[TASK GOAL]:
Determine how many lines in the records include "this". Write the number and nothing more.

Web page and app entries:
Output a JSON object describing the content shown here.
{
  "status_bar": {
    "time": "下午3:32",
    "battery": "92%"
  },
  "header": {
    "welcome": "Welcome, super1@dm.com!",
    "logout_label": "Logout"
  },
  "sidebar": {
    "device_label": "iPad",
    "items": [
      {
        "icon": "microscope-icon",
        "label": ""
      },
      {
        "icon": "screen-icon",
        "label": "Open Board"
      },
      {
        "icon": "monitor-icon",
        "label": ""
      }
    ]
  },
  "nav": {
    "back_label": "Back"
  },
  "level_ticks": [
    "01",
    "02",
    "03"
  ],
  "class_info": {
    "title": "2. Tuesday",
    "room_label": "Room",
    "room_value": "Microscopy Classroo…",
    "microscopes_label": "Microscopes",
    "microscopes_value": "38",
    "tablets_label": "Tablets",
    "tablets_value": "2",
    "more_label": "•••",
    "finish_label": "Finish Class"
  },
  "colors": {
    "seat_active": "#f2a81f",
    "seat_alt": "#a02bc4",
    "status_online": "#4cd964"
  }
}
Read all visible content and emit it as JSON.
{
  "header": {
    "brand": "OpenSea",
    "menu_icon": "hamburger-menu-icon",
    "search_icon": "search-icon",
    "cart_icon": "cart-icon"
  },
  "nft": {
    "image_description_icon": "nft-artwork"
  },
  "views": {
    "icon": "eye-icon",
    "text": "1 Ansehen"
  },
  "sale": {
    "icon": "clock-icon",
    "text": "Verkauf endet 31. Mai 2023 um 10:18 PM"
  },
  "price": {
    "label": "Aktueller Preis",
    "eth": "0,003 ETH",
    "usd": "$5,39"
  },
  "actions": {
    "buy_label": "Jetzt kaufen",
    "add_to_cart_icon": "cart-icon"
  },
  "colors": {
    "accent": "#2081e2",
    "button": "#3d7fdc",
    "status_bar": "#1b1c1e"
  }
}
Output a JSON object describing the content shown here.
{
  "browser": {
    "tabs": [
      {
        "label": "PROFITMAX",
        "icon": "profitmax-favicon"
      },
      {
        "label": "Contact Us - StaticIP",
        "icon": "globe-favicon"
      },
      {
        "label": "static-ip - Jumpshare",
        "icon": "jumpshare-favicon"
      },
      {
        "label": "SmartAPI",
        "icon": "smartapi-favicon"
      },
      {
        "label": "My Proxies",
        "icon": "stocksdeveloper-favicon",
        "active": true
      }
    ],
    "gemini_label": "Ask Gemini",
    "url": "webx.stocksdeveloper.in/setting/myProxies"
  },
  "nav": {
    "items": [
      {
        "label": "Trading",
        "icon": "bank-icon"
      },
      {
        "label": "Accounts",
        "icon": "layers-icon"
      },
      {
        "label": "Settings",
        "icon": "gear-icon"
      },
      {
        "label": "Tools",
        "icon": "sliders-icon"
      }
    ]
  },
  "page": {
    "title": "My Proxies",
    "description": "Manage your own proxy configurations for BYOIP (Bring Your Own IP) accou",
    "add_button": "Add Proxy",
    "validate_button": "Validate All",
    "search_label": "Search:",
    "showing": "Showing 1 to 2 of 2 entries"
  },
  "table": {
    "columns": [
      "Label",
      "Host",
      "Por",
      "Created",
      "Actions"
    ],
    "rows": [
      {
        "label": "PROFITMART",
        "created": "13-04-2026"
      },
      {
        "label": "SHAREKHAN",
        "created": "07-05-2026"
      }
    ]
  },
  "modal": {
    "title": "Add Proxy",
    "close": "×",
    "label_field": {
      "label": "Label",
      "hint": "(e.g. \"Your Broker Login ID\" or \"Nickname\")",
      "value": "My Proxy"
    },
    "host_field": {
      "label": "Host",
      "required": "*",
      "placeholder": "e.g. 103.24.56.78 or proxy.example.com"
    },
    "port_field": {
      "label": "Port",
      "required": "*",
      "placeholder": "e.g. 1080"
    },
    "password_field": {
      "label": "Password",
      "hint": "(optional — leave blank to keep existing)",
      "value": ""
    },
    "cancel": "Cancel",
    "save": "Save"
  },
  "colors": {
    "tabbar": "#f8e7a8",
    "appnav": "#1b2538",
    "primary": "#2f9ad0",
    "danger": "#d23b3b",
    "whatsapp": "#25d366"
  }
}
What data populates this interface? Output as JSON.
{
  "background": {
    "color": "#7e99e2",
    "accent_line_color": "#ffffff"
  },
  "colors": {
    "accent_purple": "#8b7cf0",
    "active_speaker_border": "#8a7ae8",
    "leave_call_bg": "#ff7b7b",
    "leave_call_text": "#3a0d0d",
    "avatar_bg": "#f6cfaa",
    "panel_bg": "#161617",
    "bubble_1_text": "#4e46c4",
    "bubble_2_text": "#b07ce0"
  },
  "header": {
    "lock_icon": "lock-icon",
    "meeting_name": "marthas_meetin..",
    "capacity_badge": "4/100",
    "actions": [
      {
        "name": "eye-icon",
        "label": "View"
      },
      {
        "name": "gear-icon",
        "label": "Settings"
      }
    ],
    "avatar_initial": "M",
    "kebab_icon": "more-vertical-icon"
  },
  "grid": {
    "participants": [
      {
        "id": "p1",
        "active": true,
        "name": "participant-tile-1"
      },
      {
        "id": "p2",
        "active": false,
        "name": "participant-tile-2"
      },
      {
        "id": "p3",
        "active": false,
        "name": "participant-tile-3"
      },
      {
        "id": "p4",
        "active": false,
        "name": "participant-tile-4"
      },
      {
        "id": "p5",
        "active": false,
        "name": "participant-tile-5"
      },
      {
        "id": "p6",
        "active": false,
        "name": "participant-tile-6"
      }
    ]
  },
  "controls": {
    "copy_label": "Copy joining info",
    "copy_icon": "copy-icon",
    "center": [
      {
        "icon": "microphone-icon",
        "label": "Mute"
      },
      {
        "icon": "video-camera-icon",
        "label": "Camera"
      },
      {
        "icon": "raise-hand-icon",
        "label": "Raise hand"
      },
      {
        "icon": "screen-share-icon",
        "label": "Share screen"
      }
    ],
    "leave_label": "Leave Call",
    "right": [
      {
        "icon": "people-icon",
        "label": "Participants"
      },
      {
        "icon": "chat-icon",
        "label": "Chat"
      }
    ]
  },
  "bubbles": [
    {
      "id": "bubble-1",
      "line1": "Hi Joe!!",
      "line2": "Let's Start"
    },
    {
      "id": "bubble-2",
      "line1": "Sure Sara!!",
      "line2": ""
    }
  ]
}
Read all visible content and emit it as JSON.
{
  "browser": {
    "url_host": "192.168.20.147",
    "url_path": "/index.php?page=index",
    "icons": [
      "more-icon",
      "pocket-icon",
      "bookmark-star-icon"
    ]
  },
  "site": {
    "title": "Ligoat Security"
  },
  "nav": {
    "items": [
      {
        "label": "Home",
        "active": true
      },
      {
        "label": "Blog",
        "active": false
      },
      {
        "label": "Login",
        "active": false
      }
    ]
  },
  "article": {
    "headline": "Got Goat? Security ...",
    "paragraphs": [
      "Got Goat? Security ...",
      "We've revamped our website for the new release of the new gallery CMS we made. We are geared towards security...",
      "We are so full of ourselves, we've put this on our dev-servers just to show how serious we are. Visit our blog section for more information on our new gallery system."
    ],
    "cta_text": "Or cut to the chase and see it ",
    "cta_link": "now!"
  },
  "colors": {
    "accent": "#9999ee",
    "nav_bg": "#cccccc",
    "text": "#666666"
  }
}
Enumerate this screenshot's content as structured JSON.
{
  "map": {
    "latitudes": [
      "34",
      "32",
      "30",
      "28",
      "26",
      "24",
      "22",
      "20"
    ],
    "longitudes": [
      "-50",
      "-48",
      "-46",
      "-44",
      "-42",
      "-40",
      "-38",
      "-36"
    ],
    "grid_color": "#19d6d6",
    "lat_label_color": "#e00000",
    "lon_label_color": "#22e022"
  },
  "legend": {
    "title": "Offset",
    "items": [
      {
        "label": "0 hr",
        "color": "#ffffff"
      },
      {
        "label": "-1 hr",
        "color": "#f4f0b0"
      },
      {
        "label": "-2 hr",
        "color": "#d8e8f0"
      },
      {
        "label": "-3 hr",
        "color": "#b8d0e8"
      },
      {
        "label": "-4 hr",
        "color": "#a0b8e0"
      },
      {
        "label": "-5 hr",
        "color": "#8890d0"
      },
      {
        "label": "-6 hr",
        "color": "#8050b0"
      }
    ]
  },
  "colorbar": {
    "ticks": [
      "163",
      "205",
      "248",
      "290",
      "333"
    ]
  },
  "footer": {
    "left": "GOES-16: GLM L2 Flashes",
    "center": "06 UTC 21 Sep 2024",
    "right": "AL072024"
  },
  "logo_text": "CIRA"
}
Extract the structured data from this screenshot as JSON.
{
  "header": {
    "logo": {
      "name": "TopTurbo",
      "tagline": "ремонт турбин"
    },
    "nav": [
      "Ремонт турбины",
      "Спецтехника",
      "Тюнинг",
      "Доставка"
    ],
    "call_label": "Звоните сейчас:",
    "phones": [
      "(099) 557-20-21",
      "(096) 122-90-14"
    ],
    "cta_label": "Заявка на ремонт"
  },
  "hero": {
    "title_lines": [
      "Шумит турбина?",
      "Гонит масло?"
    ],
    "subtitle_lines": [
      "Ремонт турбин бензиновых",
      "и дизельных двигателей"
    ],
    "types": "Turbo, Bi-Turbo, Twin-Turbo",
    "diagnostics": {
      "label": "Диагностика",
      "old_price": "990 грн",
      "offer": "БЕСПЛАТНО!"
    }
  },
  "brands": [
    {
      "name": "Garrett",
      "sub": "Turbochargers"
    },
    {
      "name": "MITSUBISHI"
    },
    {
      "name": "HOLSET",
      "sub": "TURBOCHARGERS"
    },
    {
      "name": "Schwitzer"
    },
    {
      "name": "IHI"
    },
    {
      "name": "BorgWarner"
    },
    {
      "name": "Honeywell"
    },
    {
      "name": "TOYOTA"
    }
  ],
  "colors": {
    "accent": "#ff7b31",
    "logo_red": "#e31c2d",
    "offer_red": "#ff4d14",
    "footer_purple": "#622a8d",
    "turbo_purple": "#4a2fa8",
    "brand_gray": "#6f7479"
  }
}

[ANSWER SECTION]:
4